• Data about app and page elements:
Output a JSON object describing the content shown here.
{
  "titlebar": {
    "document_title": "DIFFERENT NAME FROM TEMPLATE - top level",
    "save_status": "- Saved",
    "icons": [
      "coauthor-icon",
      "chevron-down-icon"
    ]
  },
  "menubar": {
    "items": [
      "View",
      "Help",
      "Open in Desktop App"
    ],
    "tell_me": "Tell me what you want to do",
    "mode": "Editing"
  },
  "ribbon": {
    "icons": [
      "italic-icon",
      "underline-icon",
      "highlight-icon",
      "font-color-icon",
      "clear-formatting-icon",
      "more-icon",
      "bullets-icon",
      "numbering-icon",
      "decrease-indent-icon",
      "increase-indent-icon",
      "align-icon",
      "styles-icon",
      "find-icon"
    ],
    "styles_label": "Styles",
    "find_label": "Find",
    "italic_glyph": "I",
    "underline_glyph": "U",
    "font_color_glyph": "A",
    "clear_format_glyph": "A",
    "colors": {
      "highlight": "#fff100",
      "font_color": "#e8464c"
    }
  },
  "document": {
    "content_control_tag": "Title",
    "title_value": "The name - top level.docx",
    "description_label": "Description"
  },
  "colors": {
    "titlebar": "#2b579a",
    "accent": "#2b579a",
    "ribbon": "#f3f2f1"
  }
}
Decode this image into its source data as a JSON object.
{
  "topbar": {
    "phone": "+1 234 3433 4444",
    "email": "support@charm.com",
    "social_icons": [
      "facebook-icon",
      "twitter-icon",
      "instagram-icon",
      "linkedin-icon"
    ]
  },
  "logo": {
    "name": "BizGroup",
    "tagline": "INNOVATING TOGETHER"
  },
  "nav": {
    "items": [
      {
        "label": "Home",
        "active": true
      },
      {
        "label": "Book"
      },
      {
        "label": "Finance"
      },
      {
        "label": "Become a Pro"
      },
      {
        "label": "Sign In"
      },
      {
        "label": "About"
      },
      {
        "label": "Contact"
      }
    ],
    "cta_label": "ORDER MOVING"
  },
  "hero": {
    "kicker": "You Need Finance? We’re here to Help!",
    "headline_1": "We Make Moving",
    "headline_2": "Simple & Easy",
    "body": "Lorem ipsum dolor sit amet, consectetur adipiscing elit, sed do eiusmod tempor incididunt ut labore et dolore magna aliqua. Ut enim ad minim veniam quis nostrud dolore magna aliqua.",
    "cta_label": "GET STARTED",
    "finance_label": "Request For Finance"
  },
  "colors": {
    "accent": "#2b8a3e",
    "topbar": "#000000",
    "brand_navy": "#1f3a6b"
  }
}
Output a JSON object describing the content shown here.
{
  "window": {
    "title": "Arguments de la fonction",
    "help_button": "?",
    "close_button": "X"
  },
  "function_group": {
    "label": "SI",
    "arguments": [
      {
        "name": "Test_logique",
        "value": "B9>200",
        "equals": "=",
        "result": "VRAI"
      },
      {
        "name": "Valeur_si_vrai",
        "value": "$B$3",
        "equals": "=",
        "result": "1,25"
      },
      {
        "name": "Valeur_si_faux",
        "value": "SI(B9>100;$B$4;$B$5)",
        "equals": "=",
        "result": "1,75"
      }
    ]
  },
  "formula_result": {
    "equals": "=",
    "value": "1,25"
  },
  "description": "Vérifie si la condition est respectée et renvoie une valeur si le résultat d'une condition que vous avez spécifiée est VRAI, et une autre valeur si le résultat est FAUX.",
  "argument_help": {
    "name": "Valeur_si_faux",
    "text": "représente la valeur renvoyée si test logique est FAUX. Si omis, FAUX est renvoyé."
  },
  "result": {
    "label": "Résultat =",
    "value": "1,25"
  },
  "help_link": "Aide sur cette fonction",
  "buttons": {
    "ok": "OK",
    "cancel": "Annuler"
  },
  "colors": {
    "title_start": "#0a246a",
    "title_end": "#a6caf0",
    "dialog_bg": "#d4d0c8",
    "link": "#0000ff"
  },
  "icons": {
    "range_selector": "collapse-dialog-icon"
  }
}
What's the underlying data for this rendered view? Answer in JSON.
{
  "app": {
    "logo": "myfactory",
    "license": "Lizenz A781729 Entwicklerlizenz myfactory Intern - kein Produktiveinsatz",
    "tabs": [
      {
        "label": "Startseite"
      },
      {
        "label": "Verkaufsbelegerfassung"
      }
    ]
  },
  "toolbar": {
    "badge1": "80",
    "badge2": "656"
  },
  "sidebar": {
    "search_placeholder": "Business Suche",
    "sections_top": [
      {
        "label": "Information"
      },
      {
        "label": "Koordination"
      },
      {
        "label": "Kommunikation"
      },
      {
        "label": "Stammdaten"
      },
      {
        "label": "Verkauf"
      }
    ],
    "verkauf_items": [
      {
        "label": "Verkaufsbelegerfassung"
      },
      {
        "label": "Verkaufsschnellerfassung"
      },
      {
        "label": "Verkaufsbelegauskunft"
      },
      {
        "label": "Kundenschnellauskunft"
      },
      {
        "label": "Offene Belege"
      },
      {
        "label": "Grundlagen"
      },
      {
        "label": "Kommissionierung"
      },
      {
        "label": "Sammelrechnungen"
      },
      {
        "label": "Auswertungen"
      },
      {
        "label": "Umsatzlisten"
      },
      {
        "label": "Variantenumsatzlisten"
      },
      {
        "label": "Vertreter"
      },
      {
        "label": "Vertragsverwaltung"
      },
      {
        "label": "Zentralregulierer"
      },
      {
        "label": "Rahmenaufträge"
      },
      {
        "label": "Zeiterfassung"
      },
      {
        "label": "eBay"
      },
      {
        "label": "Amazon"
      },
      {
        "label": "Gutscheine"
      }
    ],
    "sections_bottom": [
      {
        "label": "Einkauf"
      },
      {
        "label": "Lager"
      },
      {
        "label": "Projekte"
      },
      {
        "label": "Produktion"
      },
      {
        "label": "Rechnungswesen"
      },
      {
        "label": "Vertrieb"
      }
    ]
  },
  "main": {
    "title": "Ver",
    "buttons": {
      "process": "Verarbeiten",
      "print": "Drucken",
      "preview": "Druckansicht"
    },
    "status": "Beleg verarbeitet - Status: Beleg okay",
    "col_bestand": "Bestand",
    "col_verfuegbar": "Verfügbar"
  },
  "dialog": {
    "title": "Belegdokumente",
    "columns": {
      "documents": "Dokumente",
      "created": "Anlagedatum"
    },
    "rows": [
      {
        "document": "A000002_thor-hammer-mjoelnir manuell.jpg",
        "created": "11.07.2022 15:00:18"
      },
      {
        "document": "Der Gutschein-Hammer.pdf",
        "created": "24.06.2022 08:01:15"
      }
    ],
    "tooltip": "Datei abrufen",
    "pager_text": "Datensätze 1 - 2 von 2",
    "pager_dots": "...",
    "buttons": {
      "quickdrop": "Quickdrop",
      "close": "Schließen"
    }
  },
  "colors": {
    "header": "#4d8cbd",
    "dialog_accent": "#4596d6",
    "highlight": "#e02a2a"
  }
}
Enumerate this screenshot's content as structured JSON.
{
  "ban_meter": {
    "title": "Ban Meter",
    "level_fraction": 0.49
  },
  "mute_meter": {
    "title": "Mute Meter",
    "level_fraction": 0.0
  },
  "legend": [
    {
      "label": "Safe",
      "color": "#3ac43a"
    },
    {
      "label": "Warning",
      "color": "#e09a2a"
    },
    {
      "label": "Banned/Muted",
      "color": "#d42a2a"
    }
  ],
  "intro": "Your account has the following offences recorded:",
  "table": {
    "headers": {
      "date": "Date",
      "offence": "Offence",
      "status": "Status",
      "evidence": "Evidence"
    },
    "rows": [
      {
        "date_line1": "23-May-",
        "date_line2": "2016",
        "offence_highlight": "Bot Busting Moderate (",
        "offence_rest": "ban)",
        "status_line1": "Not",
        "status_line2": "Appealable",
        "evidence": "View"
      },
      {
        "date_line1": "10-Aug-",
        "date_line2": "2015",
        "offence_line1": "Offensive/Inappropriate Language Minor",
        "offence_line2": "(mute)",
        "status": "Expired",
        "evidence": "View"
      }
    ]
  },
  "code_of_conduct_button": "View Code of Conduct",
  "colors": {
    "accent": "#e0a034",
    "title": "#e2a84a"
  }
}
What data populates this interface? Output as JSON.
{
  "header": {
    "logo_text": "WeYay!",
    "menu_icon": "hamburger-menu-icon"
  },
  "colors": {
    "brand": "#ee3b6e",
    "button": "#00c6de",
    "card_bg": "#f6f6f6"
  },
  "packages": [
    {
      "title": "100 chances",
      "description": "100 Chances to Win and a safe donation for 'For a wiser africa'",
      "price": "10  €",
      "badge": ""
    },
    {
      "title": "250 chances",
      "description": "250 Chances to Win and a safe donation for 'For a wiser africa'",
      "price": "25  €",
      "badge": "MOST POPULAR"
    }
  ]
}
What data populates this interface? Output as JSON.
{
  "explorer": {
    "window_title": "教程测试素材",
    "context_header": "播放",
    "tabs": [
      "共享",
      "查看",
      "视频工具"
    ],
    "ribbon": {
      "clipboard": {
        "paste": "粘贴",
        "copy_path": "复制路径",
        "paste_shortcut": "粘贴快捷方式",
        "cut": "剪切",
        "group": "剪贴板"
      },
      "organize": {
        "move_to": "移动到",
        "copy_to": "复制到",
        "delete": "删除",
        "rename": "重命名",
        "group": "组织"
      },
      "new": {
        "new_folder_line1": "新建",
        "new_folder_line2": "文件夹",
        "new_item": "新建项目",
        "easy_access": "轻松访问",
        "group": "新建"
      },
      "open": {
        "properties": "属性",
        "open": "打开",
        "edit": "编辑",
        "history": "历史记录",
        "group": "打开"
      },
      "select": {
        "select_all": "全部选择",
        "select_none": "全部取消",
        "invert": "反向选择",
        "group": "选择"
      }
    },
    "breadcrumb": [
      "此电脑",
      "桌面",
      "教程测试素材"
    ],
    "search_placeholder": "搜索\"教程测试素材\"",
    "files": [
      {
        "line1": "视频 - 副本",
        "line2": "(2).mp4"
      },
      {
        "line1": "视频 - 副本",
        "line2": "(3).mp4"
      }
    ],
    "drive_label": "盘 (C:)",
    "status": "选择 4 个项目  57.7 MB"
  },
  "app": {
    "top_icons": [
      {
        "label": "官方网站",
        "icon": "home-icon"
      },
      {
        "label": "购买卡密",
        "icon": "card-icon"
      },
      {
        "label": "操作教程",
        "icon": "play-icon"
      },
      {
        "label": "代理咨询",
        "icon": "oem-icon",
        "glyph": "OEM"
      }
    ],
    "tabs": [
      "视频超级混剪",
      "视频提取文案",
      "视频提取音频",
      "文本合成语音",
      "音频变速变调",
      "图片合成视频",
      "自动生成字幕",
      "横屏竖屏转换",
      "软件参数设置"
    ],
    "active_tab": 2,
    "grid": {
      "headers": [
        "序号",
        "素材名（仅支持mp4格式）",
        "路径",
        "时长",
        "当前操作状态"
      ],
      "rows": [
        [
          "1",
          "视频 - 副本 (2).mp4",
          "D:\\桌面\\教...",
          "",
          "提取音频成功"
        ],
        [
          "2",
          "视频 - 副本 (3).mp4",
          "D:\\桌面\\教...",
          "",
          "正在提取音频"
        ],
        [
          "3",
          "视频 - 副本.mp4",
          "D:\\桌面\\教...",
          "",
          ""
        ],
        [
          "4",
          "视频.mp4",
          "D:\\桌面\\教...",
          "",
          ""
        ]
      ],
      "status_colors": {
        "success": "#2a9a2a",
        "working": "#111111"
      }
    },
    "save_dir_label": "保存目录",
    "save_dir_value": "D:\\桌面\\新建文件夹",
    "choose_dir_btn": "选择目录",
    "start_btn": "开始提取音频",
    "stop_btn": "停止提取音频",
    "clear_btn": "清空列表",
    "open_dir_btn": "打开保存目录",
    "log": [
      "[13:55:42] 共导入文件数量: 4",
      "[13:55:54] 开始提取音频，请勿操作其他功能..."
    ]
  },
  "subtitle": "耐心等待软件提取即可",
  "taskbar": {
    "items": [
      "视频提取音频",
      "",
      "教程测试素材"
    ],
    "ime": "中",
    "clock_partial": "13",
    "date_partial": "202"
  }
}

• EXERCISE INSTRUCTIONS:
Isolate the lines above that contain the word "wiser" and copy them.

• RESULT BELOW:
      "description": "100 Chances to Win and a safe donation for 'For a wiser africa'",
      "description": "250 Chances to Win and a safe donation for 'For a wiser africa'",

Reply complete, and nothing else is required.